  • To do this, we need non-LTE (NLTE) models

Philip D. Bennett: 11th Hvar Astrophysical Colloquium


The uv continuum problem ii
The UV Continuum Problem II

  • Do we see the hot star at all?

  • To examine this, we look at 2 hot star model spectra in the UV, reddened with Av= 1.07, and compare to the observed UV spectrum:

    • Early B star model (B1 V) with Teff=25000 K, and

    • Mid B star model (B5 V) with Teff=15000 K

    • Observed FUSE/HST/IUE spectrum of εAur

  • It is evident that the UV spectrm of εAur does not resemble a B star in shape, or lines present, or brightness (εAur is much fainter!)

Philip D. Bennett: 11th Hvar Astrophysical Colloquium


A comparison of uv continua
A Comparison of UV Continua

Philip D. Bennett: 11th Hvar Astrophysical Colloquium


Nlte models of uv continuum
NLTE Models of UV Continuum

  • We have modelled the UV spectrum of εAur with more appropriate models: NLTE models computed using Ivan Hubeny’s TLUSTY code

  • These NLTE models of the UV continuum included 33 levels of H-, H I, Si I, Mg I, Al I, Fe I, C I and S I

  • Equivalent LTE TLUSTY models were also computed

Philip D. Bennett: 11th Hvar Astrophysical Colloquium


Tlusty model results
TLUSTY Model Results

  • NLTE models of the UV continuum included 33 levels of H-, H I, Si I, Mg I, Al I, Fe I, C I and S I

  • Equivalent LTE models were also computed

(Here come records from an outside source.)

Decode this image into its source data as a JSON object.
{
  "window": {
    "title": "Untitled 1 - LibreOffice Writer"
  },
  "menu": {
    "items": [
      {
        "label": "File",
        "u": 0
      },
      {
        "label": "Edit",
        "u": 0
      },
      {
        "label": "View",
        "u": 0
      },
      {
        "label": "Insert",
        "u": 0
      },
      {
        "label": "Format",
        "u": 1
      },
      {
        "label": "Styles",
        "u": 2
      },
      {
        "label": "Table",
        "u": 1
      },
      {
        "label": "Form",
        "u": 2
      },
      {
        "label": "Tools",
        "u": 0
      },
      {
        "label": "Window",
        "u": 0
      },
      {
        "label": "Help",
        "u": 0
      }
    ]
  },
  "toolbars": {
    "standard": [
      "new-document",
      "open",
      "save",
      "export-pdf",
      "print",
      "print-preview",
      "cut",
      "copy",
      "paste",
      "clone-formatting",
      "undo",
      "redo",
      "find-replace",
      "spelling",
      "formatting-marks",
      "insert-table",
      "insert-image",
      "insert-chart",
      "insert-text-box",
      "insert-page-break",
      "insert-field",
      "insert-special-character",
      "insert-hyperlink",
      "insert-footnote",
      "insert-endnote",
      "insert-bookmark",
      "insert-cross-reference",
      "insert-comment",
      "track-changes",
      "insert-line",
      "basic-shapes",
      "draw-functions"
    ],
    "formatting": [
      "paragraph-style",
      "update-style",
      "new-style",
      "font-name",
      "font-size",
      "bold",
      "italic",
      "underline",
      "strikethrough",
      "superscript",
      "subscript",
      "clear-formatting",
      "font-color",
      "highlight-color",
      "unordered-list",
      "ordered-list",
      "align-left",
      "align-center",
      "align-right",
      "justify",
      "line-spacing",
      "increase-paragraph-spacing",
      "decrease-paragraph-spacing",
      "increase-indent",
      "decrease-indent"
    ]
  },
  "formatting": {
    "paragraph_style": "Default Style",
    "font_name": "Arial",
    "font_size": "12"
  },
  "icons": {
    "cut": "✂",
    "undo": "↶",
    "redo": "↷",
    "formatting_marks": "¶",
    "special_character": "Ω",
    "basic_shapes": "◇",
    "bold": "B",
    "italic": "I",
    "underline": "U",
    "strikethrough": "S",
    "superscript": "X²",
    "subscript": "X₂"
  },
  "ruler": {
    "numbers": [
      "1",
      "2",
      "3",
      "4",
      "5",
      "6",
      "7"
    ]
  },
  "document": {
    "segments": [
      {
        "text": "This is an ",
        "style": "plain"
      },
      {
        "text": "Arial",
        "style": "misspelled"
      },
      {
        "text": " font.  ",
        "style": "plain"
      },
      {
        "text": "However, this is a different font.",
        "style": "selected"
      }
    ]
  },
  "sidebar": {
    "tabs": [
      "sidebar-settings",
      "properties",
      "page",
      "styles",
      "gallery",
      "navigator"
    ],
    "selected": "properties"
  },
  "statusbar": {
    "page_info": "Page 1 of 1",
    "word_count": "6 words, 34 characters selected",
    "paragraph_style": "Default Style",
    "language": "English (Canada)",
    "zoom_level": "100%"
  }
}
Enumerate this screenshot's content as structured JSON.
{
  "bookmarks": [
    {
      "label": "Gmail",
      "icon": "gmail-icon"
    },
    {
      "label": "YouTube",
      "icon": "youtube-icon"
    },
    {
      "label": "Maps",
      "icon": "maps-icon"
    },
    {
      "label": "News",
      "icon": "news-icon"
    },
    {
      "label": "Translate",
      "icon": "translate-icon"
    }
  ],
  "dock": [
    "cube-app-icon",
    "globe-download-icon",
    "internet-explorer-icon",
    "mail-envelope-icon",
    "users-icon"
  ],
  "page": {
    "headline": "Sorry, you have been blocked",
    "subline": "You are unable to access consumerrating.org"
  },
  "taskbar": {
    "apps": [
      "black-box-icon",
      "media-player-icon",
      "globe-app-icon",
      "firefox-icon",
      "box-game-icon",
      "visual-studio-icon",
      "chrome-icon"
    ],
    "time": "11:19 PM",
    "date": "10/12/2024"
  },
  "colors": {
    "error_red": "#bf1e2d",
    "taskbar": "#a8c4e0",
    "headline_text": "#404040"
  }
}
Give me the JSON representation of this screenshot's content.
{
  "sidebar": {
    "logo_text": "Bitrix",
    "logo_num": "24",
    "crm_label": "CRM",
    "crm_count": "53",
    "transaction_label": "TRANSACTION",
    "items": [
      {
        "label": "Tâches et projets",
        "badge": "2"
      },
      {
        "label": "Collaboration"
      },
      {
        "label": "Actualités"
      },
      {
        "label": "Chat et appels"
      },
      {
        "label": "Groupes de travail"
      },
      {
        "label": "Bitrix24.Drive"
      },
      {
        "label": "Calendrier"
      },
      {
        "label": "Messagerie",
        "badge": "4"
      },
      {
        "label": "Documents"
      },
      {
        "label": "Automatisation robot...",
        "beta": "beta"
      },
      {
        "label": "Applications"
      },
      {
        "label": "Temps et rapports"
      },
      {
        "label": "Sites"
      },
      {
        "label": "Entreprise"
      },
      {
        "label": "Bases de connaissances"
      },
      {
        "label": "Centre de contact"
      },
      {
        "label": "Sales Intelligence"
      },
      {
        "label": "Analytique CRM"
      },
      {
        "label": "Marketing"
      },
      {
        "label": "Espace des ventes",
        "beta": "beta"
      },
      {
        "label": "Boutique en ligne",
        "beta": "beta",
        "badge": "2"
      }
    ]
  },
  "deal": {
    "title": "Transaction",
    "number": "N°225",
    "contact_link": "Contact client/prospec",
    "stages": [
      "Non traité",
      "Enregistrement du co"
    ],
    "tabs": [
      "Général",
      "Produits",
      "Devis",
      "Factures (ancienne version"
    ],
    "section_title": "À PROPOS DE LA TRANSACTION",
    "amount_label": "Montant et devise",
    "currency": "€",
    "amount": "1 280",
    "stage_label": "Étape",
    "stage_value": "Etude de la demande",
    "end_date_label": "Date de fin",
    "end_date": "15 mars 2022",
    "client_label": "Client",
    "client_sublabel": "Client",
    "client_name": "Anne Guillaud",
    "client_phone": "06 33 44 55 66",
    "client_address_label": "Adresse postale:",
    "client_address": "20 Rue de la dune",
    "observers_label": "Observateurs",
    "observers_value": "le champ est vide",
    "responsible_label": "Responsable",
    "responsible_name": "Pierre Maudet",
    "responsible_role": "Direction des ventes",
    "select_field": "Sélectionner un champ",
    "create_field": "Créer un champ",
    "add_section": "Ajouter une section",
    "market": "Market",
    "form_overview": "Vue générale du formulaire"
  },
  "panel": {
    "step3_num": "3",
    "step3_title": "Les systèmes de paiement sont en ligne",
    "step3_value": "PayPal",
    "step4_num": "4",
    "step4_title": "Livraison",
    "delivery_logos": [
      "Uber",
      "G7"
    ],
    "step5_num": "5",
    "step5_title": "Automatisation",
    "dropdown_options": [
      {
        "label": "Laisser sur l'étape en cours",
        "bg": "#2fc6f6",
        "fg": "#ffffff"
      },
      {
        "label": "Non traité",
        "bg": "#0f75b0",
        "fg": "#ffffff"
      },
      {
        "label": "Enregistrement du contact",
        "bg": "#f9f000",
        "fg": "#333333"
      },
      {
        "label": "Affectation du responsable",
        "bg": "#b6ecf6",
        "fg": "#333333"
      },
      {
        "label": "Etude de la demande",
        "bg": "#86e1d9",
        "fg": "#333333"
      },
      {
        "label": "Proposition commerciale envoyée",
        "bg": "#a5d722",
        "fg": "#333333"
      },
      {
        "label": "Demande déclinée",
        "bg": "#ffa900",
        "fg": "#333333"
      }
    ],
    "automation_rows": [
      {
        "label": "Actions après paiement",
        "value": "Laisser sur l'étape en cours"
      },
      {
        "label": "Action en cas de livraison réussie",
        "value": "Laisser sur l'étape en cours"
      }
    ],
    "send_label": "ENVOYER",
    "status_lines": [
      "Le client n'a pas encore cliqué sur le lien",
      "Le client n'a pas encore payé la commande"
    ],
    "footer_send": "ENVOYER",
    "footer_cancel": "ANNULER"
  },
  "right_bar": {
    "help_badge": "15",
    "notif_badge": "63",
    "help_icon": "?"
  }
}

  • The LTE model had far too little continuum flux at λ < 1682 Å, the Si I 1D bound-free edge

  • In contrast, the NLTE models had too much continuum flux at these wavelengths.

  • Surprisingly, a linear combination of log FλofLTE & NLTE models agreed well with observations!

Philip D. Bennett: 11th Hvar Astrophysical Colloquium


Tlusty model comparisons
TLUSTY Model Comparisons

Philip D. Bennett: 11th Hvar Astrophysical Colloquium


Subtracting the f star spectrum
Subtracting the F Star Spectrum

  • With a reasonable model for the UV spectrum of the F star, we can subtract this from the observed far UV (FUV) spectrum with some emission lines appear

  • The result (black curve in next slide) is an emission line spectrum throughout the FUV

  • This tells us something is producing FUV photons (which an F star will not)

  • This is the long sought after hot companion!

Philip D. Bennett: 11th Hvar Astrophysical Colloquium


Fuv spectrum with f star removed
FUV Spectrum with F Star Removed

Philip D. Bennett: 11th Hvar Astrophysical Colloquium


Empirical line formation in winds
Empirical Line Formation in Winds

Philip D. Bennett: 11th Hvar Astrophysical Colloquium


Empirical line formation in winds ii
Empirical Line Formation in Winds II

Philip D. Bennett: 11th Hvar Astrophysical Colloquium


Observed fuv spectrum model
Observed FUV Spectrum & Model

Wind Model (red), FUSE spectrum (blue)

Philip D. Bennett: 11th Hvar Astrophysical Colloquium


Constraints from fuv spectrum
Constraints from FUV Spectrum

Philip D. Bennett: 11th Hvar Astrophysical Colloquium


Baade wesselink distance
Baade-Wesselink Distance

Philip D. Bennett: 11th Hvar Astrophysical Colloquium


Baade wesselink distance1
Baade-Wesselink Distance

UBV photometry from 1990-2012

Philip D. Bennett: 11th Hvar Astrophysical Colloquium


Baade wesselink distance2
Baade-Wesselink Distance

Philip D. Bennett: 11th Hvar Astrophysical Colloquium


Aurigae best solution
ε Aurigae: Best Solution

Philip D. Bennett: 11th Hvar Astrophysical Colloquium


Summary of constraints1
Summary of Constraints

Philip D. Bennett: 11th Hvar Astrophysical Colloquium


Aurigae best solution1
ε Aurigae: Best Solution

Philip D. Bennett: 11th Hvar Astrophysical Colloquium


Aurigae position in hrd
ε Aurigae: Position in HRD

Philip D. Bennett: 11th Hvar Astrophysical Colloquium


Thank you

Thank you!

)

Philip D. Bennett, Christine K. Wilson, and Jeffrey L. Hopkins

4 July 2012 11th Hvar Astrophysical Colloquium